Malawi’s external debt stock rose from $2.42 billion (about K1.97 trillion) in 2019 to $2.94 billion(K2.39 trillion) last year, World Bank figures have shown.
The 2022 International Debt Statistics, which is the World Bank’s compilation of statistics covering external debt of 123 low and middle income countries during 2020, shows that the country’s external debt stock to exports also rose to 282 percent from 207 percent.
Malawi’s external debt figures in the review period represent an approximately 20.8 percent increase compared to the prior year, raising fears the situation could be unsuitable if left unchecked.
In a statement accompanying the report, World Bank Group president David Malpass underscored the need for a comprehensive approach to the debt problem, including debt reduction, swifter restructuring and improved transparency.
He said: “An encompassing approach to managing debt is needed to help low and middle-income countries assess and curtail risks and achieve sustainable debt levels.
“Sustainable debt levels are vital for economic recovery and poverty reduction.”
According to the report, overall, in 2020, net inflows from multilateral creditors to low and middle-income countries, including Malawi, rose to $117 billion (about K95 trillion), the highest level in a decade.
University of Malawi economics professor Ben Kaluaa , in an interview on Tuesday, feared the growing external debt is a burden on the future generations, and could lead to increased taxes.
“Increased borrowing means an increased burden on the future generations and the economy at large. We fear that if left unchecked, we may see Malawians being heavily taxed to enable government service the loans which may in the end strain the country’s economic growth,” he said.

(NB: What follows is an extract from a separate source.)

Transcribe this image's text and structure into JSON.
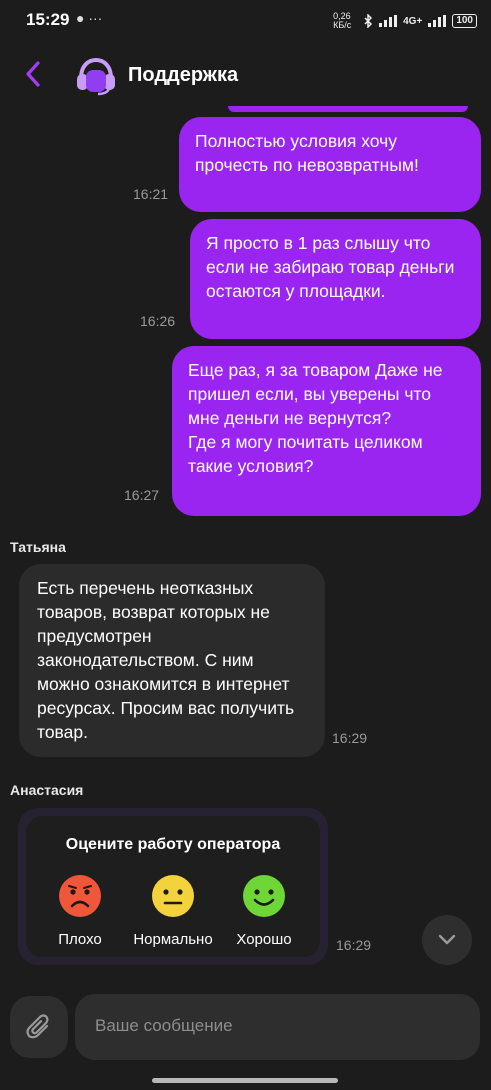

Kaluaa argued that if authorities manage the country’s domestic resources properly, the country could reduce borrowing from both external and internal sources.
Malawi’s public debt has increased rapidly since the country got a relief of its external debt in 2006, a development analysts say consumes about 15 percent of the national budget in interest payment alone.
Available figures show that Malawi has in the past 10 years spent over K123 billion on debt servicing and that is required to cover the repayment of interest and principal on debt for the period.
The country’s total public debt currently stands at K4.76 trillion, representing 54 percent of the gross domestic product.
In the 2021/22 National Budget Statement, Minister of Finance Felix Mlusu indicated that government was struggling to repay the huge public debt stock and reached out to the donor community for budget support and debt restructuring.